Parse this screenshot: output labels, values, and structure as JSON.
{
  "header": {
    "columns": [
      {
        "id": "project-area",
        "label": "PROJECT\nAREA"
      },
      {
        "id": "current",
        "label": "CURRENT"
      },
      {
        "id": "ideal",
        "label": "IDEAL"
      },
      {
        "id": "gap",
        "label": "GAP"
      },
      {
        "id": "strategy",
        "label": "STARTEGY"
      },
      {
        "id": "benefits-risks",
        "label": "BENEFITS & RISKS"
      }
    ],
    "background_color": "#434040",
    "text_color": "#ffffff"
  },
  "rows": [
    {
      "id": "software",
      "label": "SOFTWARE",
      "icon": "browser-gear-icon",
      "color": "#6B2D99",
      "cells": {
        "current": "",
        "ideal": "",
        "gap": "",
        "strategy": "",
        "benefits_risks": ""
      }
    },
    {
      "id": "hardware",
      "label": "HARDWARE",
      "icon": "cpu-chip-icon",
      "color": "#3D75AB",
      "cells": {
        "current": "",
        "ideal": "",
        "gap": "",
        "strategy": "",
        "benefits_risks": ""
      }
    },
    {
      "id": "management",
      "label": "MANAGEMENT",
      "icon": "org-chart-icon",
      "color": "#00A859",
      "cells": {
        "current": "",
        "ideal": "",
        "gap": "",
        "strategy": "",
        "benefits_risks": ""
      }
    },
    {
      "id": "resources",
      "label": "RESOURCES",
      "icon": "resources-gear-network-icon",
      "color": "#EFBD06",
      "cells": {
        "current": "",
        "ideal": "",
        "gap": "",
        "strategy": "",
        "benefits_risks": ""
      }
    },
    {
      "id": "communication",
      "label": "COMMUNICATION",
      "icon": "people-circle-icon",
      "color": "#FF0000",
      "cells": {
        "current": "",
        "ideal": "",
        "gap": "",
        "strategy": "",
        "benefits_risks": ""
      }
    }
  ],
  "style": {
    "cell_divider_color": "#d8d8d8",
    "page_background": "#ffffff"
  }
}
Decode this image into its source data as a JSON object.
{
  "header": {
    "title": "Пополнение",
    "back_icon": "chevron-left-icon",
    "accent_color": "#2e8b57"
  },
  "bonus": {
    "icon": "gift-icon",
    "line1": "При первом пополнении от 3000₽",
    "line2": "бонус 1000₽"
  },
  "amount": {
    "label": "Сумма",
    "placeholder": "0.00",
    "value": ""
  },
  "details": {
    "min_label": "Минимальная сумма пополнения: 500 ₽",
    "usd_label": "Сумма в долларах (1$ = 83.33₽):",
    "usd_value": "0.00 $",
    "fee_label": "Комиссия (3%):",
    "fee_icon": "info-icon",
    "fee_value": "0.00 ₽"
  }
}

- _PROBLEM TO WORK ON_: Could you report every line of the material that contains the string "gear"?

- _RESPONSE BOX_:
      "icon": "browser-gear-icon",
      "icon": "resources-gear-network-icon",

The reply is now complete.